One year ago at this time, I had no idea that I would be as loved as I am today, or that I would know it for sure. If you had told me at last year's Thanksgiving table that by the same time next year, I would be married, I would have laughed (perhaps spewing cranberry juice in your face in the process) and asked you please to pass the green beans.
I've said it many times before, but it bears repeating: when James came into my life again just over a year ago, I had believed for some time that I was meant to live as a single person. I do not know whether this belief was the product of revelation, a personal response to my circumstances, acceptance of my state in life, or some melange of that list. Frankly, I'm not sure that it matters. I do know that it was a decision to guard my heart in a way that perhaps, I always should have been guarding it. I had been too open. I had committed many sins, many had been committed against me, and my heart bore the hurt and the memory of those things.
A celibate life was something I accepted both with resignation and enthusiasm, that I celebrated and mourned. I counted the loss this entailed, but I could also count the possibilities that might arise from such a choice.
But God ...
(My favorite stories begin with those two words)
But God had other plans. And if you've been reading this blog for any amount of time, you know what those other plans entailed. I still look at him in wonder. I see him and shake my head as though trying to shake off sleep; like waking from a dream, I'm surprised to see that all of this has not been the product of an overly fanciful imagination. I see him and know: this is not of my own doing. And I'm thankful. Grateful. Exceedingly so.
Married just over six months now, I still lose myself in wonder over it: that God could part the curtains of chaos in our universe and see me so particularly, to see me and to know what I needed for my holiness and my happiness, to see us and to know that we needed each other for those things. To see us and situate us such that His purpose and His plan were alarmingly clear, to compel us in a way that we could not deny, but at the same time, in no way limited the freedom He gives.
And it has been clear from the beginning: This is not my doing. This is not anything I've earned. This was given, gifted to us, but is not for us alone.
I am not in any way trying to quantify my gratitude. I would not say that I love and appreciate my spouse more than any wife has ever loved or appreciated her husband. I would not dare say it, because I know those cannot be quantified. An attempt to apply any form of measurement to love would be to minimize it. I am finding to be true what I've been told a hundred times by those with marriages I respect: you love much, the most you ever have, and yet it grows. And grows, and grows, and grows. You get the idea.

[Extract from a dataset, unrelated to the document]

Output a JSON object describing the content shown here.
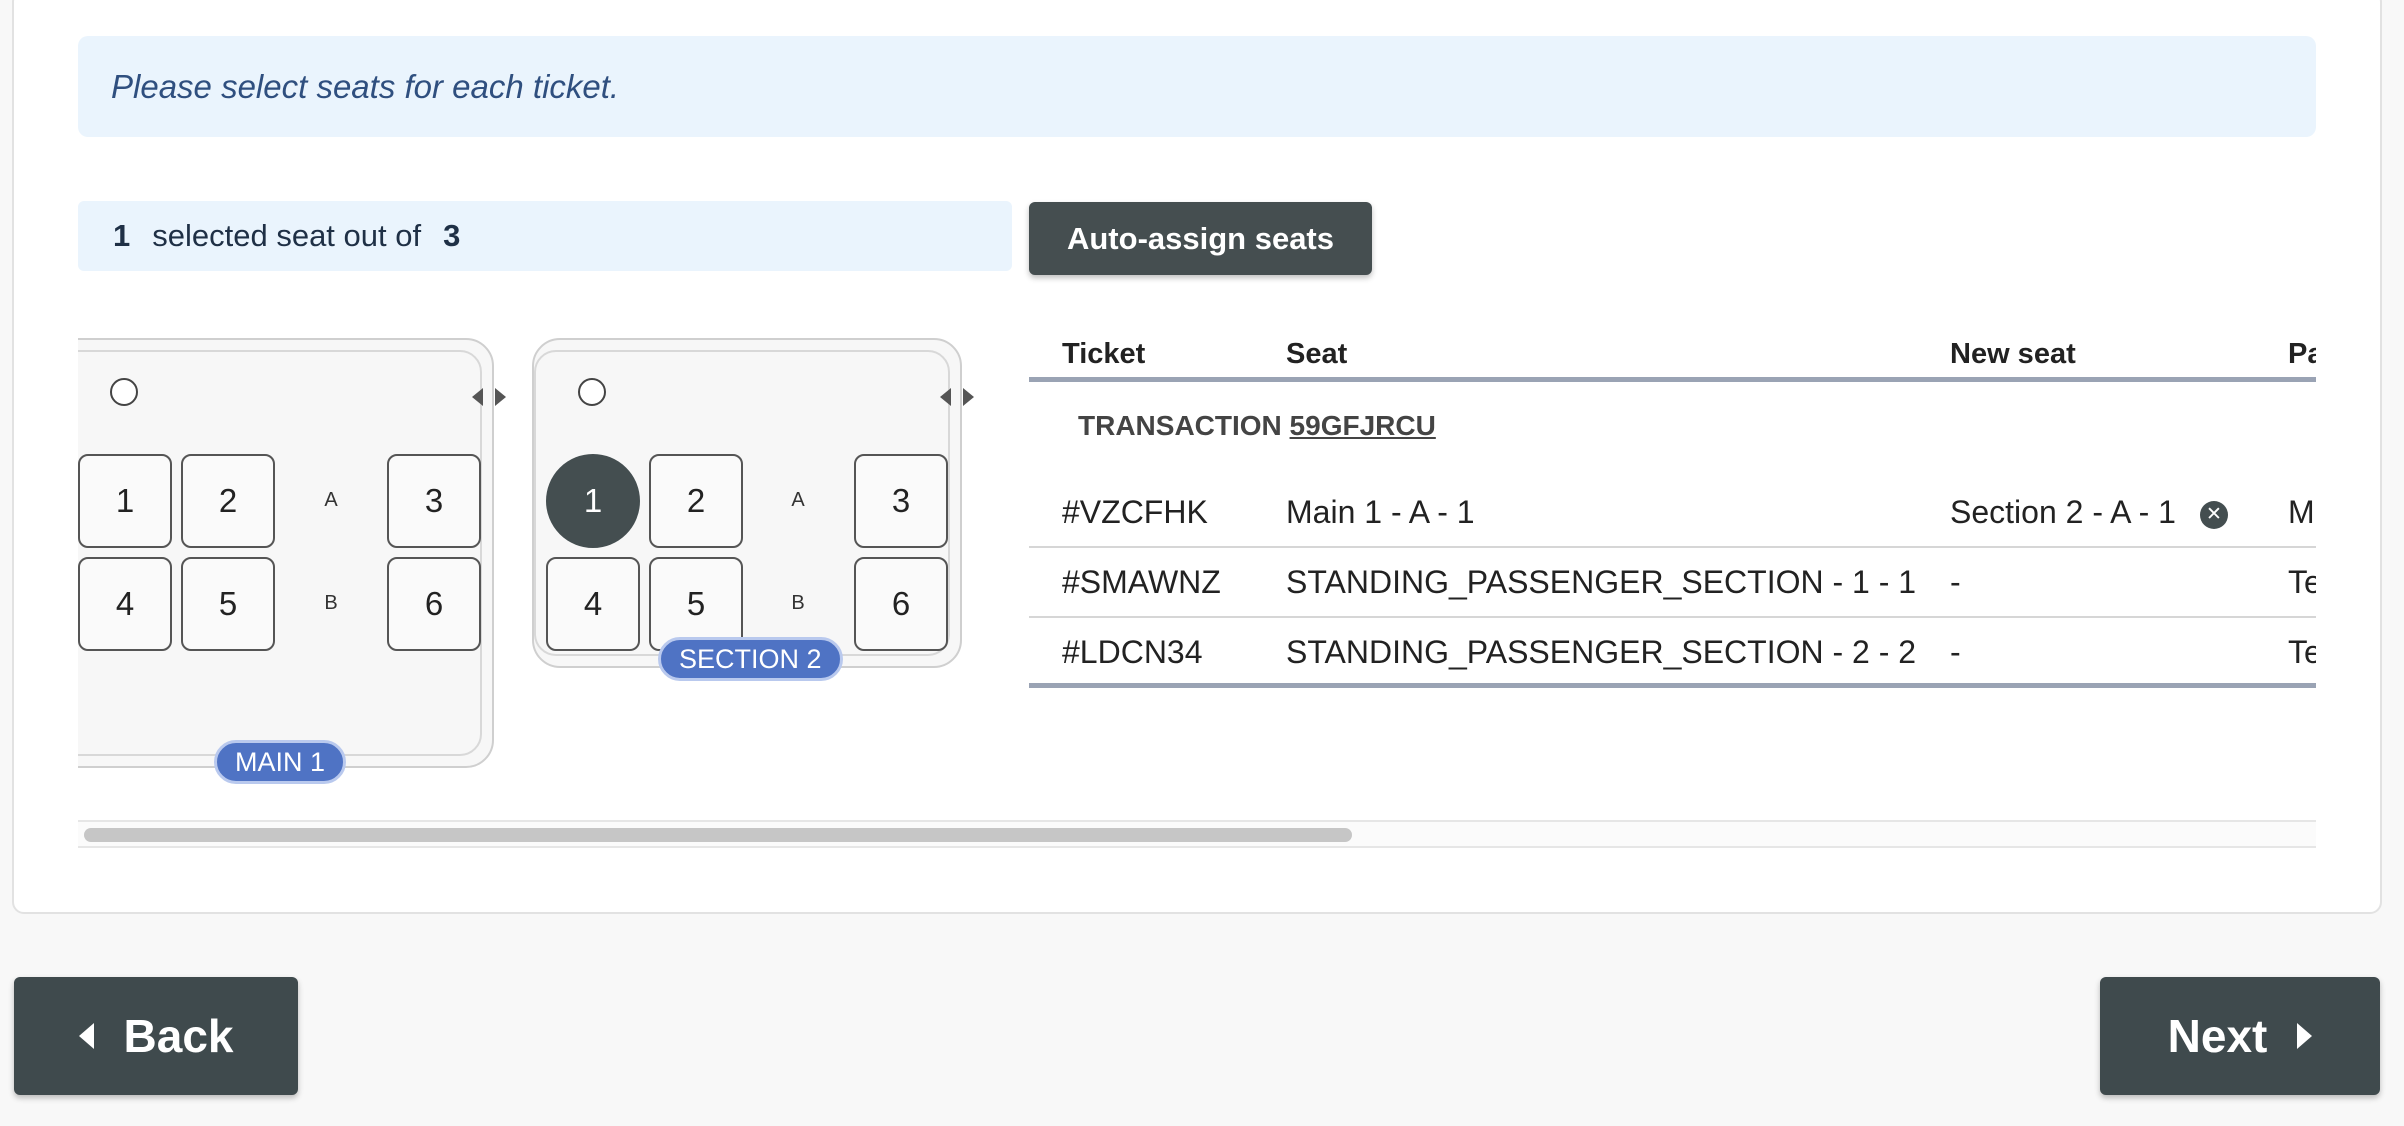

There are many things to be thankful for this season, but this one arises as prominent in my mind. As we go tomorrow as husband and wife to the place where I celebrated Thanksgiving last year (the same place at which we were married), I offer this particular gratitude for what has been given, for what continues to be given, and for what will be given. For the hand I hold, for the arms that embrace me, for the lips that kiss me, for the body that warms me when I am cold, for love received and given ... I am infinitely thankful and growing up into thankfulness.
It is more than my hands or my heart can hold.